DATA FOR PROCESSING Block Start
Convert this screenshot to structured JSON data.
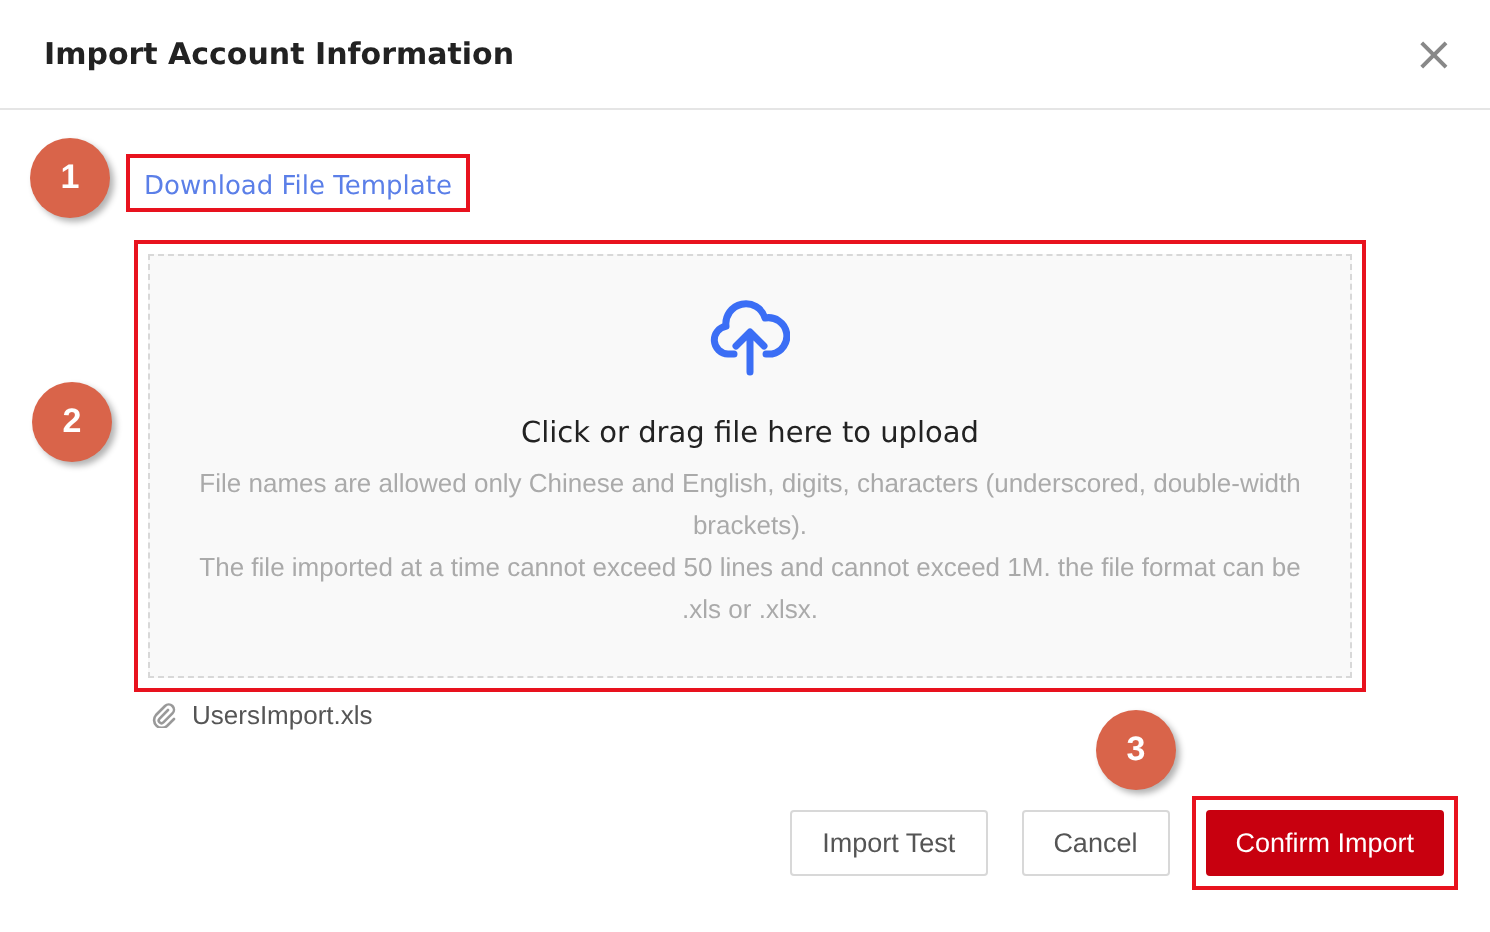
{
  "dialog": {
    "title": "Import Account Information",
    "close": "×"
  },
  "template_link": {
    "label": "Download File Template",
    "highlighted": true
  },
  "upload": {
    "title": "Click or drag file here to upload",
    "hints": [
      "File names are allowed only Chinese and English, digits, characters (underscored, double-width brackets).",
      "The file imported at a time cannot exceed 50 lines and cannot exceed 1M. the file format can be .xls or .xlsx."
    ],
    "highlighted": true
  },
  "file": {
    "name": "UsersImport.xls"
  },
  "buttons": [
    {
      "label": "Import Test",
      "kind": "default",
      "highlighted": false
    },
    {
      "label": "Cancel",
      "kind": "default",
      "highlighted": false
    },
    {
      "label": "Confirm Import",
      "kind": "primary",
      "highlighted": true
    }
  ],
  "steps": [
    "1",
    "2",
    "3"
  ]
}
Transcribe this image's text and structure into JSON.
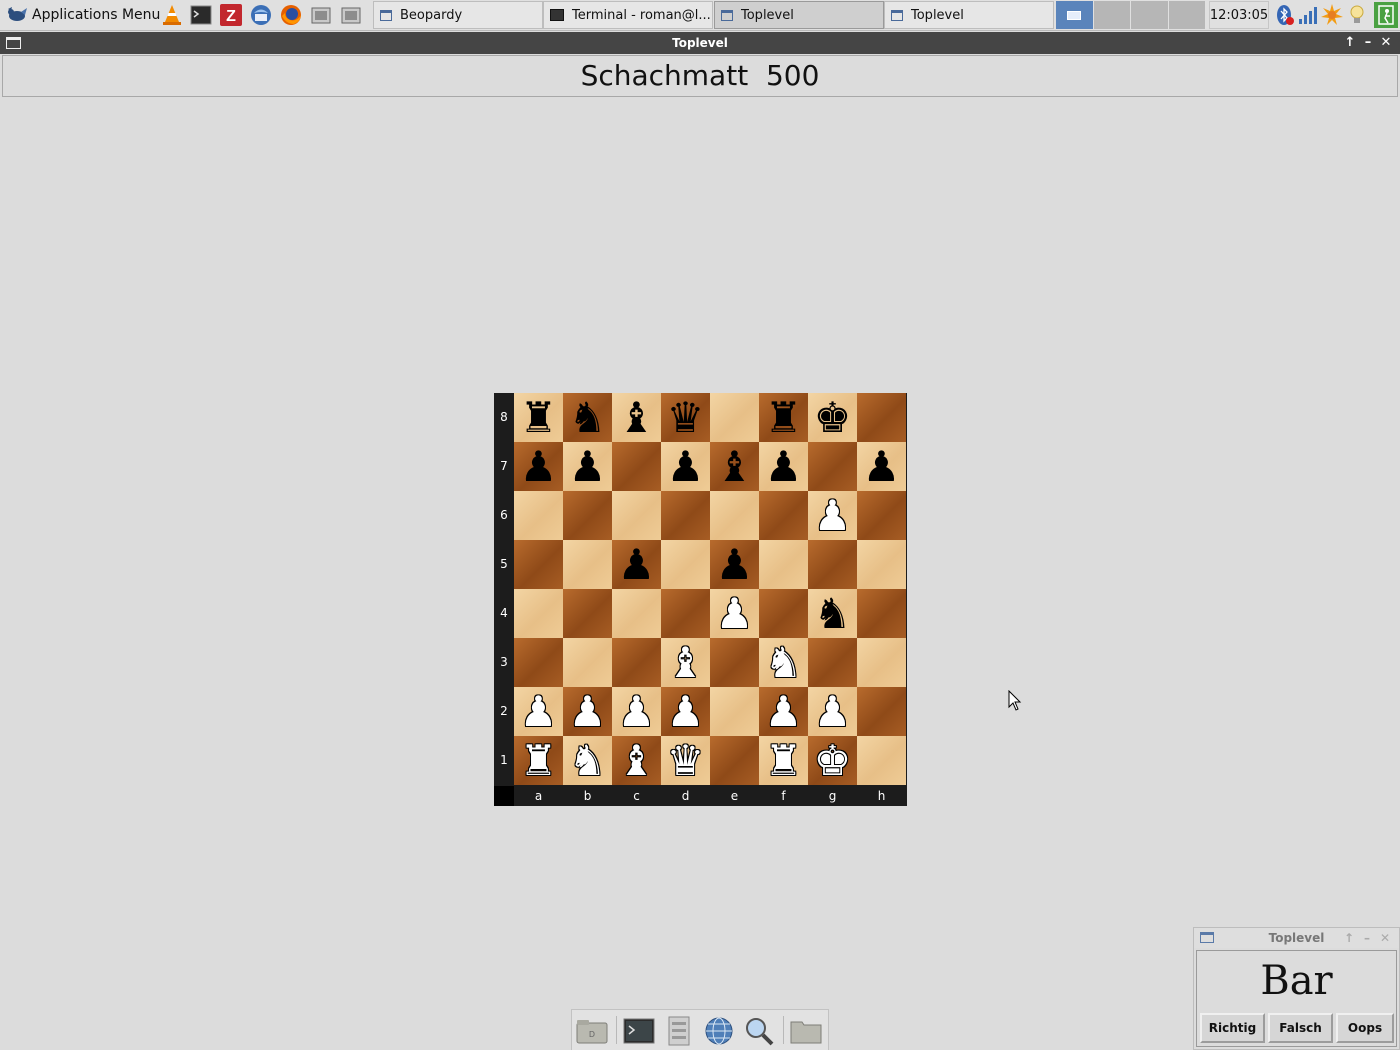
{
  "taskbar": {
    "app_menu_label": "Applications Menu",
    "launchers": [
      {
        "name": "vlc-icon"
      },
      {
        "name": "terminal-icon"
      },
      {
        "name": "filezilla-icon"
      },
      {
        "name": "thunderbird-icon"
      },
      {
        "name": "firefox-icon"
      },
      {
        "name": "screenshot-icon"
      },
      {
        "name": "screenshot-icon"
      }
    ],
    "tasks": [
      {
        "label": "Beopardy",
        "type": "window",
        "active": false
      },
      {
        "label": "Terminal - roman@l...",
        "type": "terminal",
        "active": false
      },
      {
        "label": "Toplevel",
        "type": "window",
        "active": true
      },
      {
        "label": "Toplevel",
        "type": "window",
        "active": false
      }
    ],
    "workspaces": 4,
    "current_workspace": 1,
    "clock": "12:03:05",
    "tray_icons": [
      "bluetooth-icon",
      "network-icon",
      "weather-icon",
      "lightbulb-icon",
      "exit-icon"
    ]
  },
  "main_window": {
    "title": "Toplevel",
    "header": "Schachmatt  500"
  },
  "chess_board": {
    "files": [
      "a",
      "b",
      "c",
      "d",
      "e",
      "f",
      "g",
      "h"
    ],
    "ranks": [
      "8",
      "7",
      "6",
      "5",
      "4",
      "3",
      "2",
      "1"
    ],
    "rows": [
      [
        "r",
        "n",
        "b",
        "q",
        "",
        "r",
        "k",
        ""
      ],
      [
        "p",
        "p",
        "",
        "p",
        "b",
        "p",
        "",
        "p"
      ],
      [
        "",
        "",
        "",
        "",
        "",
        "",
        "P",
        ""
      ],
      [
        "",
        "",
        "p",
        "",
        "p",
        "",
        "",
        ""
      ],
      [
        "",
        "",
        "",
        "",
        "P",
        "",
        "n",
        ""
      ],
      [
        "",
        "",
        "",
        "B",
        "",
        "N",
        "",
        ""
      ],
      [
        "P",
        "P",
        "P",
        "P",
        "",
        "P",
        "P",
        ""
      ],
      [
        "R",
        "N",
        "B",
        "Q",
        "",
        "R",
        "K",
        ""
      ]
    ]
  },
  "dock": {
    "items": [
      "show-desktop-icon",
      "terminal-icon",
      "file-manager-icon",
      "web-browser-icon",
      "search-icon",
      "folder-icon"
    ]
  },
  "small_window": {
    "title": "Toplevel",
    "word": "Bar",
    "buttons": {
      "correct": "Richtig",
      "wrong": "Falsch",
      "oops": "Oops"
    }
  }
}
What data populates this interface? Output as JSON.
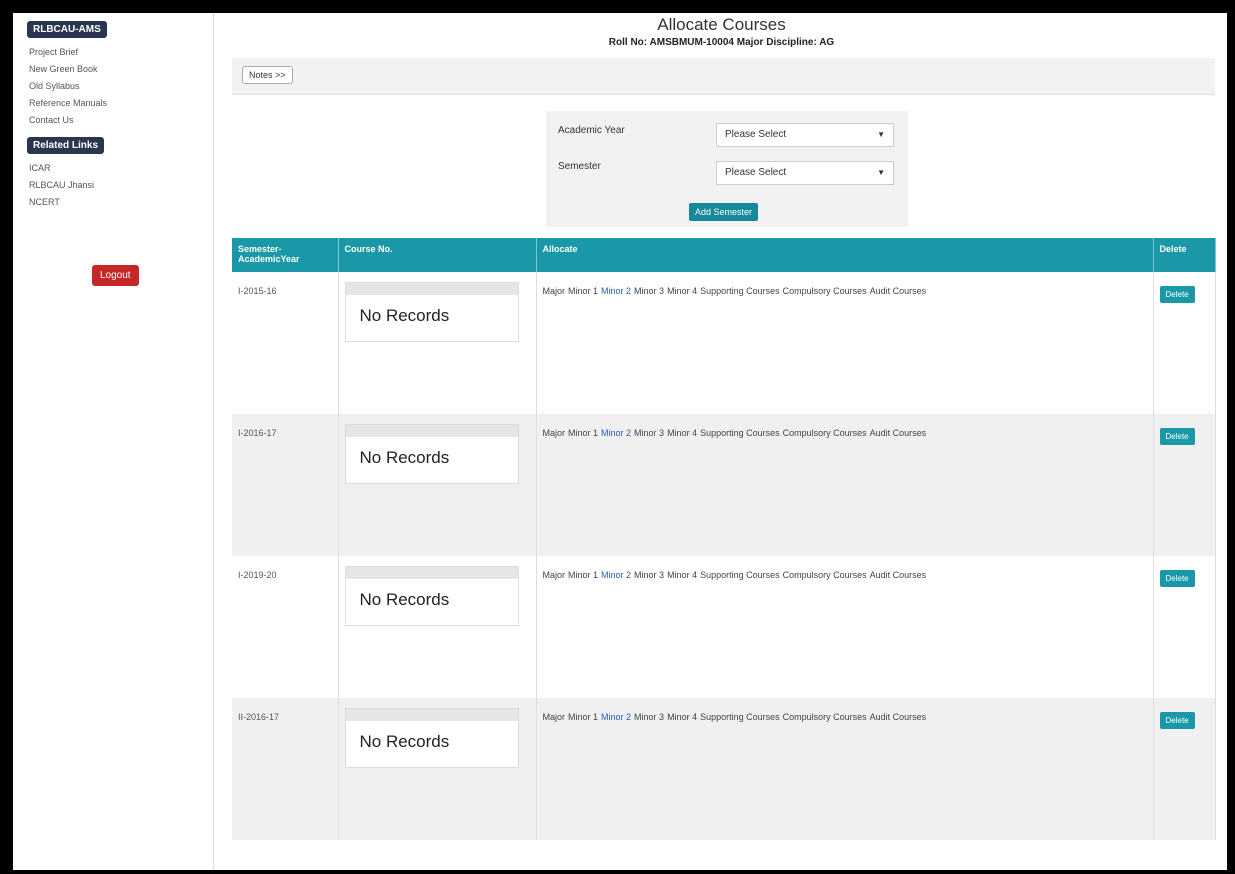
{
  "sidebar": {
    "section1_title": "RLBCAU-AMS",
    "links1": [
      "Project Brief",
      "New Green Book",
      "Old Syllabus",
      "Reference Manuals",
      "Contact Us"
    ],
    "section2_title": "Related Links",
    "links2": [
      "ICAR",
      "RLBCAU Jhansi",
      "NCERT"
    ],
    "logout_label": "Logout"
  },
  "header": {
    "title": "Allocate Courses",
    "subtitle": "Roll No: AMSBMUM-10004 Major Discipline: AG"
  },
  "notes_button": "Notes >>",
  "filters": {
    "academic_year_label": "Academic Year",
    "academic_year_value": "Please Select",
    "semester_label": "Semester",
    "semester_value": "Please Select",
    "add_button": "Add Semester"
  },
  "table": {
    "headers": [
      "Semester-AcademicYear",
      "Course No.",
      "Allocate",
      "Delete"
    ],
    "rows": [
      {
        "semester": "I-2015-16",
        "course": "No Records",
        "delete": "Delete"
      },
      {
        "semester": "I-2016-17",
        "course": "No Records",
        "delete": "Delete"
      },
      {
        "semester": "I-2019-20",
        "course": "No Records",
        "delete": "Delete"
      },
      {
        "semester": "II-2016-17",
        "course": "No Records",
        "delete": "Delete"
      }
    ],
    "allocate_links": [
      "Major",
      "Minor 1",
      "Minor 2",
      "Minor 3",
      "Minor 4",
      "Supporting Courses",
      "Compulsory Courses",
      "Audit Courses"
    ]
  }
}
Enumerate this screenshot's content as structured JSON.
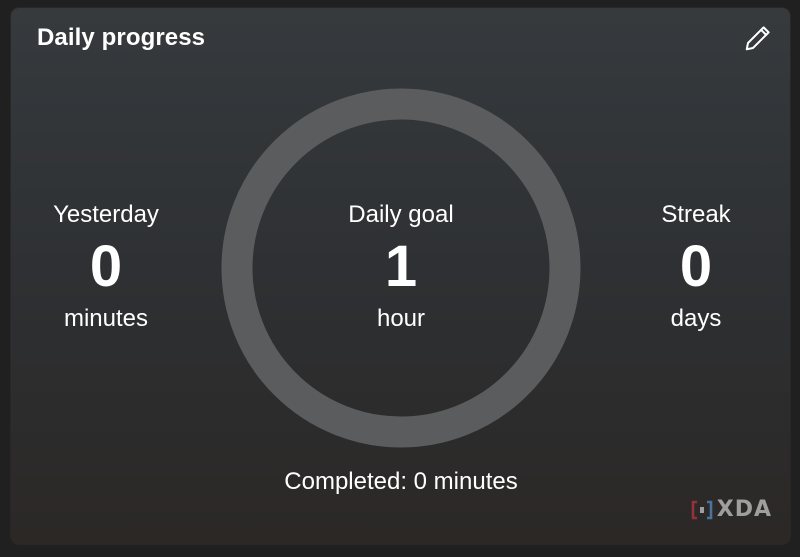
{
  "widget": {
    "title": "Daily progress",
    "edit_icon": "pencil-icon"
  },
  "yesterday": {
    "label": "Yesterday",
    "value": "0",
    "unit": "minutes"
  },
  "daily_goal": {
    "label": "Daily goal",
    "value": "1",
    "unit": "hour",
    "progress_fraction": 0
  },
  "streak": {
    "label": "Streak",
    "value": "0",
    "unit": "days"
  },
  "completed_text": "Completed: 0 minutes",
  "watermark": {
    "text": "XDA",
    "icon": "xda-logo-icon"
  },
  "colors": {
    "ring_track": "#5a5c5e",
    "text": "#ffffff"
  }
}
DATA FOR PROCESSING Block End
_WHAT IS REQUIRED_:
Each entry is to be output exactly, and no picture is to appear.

_EXERCISE RESULT_:
Convert this screenshot to structured JSON data.
{
  "dialog": {
    "title": "Import Account Information",
    "close": "×"
  },
  "template_link": {
    "label": "Download File Template",
    "highlighted": true
  },
  "upload": {
    "title": "Click or drag file here to upload",
    "hints": [
      "File names are allowed only Chinese and English, digits, characters (underscored, double-width brackets).",
      "The file imported at a time cannot exceed 50 lines and cannot exceed 1M. the file format can be .xls or .xlsx."
    ],
    "highlighted": true
  },
  "file": {
    "name": "UsersImport.xls"
  },
  "buttons": [
    {
      "label": "Import Test",
      "kind": "default",
      "highlighted": false
    },
    {
      "label": "Cancel",
      "kind": "default",
      "highlighted": false
    },
    {
      "label": "Confirm Import",
      "kind": "primary",
      "highlighted": true
    }
  ],
  "steps": [
    "1",
    "2",
    "3"
  ]
}
Transcribe this image's text and structure into JSON.
{
  "taskbar": {
    "app_menu_label": "Applications Menu",
    "launchers": [
      {
        "name": "vlc-icon"
      },
      {
        "name": "terminal-icon"
      },
      {
        "name": "filezilla-icon"
      },
      {
        "name": "thunderbird-icon"
      },
      {
        "name": "firefox-icon"
      },
      {
        "name": "screenshot-icon"
      },
      {
        "name": "screenshot-icon"
      }
    ],
    "tasks": [
      {
        "label": "Beopardy",
        "type": "window",
        "active": false
      },
      {
        "label": "Terminal - roman@l...",
        "type": "terminal",
        "active": false
      },
      {
        "label": "Toplevel",
        "type": "window",
        "active": true
      },
      {
        "label": "Toplevel",
        "type": "window",
        "active": false
      }
    ],
    "workspaces": 4,
    "current_workspace": 1,
    "clock": "12:03:05",
    "tray_icons": [
      "bluetooth-icon",
      "network-icon",
      "weather-icon",
      "lightbulb-icon",
      "exit-icon"
    ]
  },
  "main_window": {
    "title": "Toplevel",
    "header": "Schachmatt  500"
  },
  "chess_board": {
    "files": [
      "a",
      "b",
      "c",
      "d",
      "e",
      "f",
      "g",
      "h"
    ],
    "ranks": [
      "8",
      "7",
      "6",
      "5",
      "4",
      "3",
      "2",
      "1"
    ],
    "rows": [
      [
        "r",
        "n",
        "b",
        "q",
        "",
        "r",
        "k",
        ""
      ],
      [
        "p",
        "p",
        "",
        "p",
        "b",
        "p",
        "",
        "p"
      ],
      [
        "",
        "",
        "",
        "",
        "",
        "",
        "P",
        ""
      ],
      [
        "",
        "",
        "p",
        "",
        "p",
        "",
        "",
        ""
      ],
      [
        "",
        "",
        "",
        "",
        "P",
        "",
        "n",
        ""
      ],
      [
        "",
        "",
        "",
        "B",
        "",
        "N",
        "",
        ""
      ],
      [
        "P",
        "P",
        "P",
        "P",
        "",
        "P",
        "P",
        ""
      ],
      [
        "R",
        "N",
        "B",
        "Q",
        "",
        "R",
        "K",
        ""
      ]
    ]
  },
  "dock": {
    "items": [
      "show-desktop-icon",
      "terminal-icon",
      "file-manager-icon",
      "web-browser-icon",
      "search-icon",
      "folder-icon"
    ]
  },
  "small_window": {
    "title": "Toplevel",
    "word": "Bar",
    "buttons": {
      "correct": "Richtig",
      "wrong": "Falsch",
      "oops": "Oops"
    }
  }
}
What data populates this interface? Output as JSON.
{
  "sidebar": {
    "section1_title": "RLBCAU-AMS",
    "links1": [
      "Project Brief",
      "New Green Book",
      "Old Syllabus",
      "Reference Manuals",
      "Contact Us"
    ],
    "section2_title": "Related Links",
    "links2": [
      "ICAR",
      "RLBCAU Jhansi",
      "NCERT"
    ],
    "logout_label": "Logout"
  },
  "header": {
    "title": "Allocate Courses",
    "subtitle": "Roll No: AMSBMUM-10004 Major Discipline: AG"
  },
  "notes_button": "Notes >>",
  "filters": {
    "academic_year_label": "Academic Year",
    "academic_year_value": "Please Select",
    "semester_label": "Semester",
    "semester_value": "Please Select",
    "add_button": "Add Semester"
  },
  "table": {
    "headers": [
      "Semester-AcademicYear",
      "Course No.",
      "Allocate",
      "Delete"
    ],
    "rows": [
      {
        "semester": "I-2015-16",
        "course": "No Records",
        "delete": "Delete"
      },
      {
        "semester": "I-2016-17",
        "course": "No Records",
        "delete": "Delete"
      },
      {
        "semester": "I-2019-20",
        "course": "No Records",
        "delete": "Delete"
      },
      {
        "semester": "II-2016-17",
        "course": "No Records",
        "delete": "Delete"
      }
    ],
    "allocate_links": [
      "Major",
      "Minor 1",
      "Minor 2",
      "Minor 3",
      "Minor 4",
      "Supporting Courses",
      "Compulsory Courses",
      "Audit Courses"
    ]
  }
}
Enumerate this screenshot's content as structured JSON.
{
  "widget": {
    "title": "Daily progress",
    "edit_icon": "pencil-icon"
  },
  "yesterday": {
    "label": "Yesterday",
    "value": "0",
    "unit": "minutes"
  },
  "daily_goal": {
    "label": "Daily goal",
    "value": "1",
    "unit": "hour",
    "progress_fraction": 0
  },
  "streak": {
    "label": "Streak",
    "value": "0",
    "unit": "days"
  },
  "completed_text": "Completed: 0 minutes",
  "watermark": {
    "text": "XDA",
    "icon": "xda-logo-icon"
  },
  "colors": {
    "ring_track": "#5a5c5e",
    "text": "#ffffff"
  }
}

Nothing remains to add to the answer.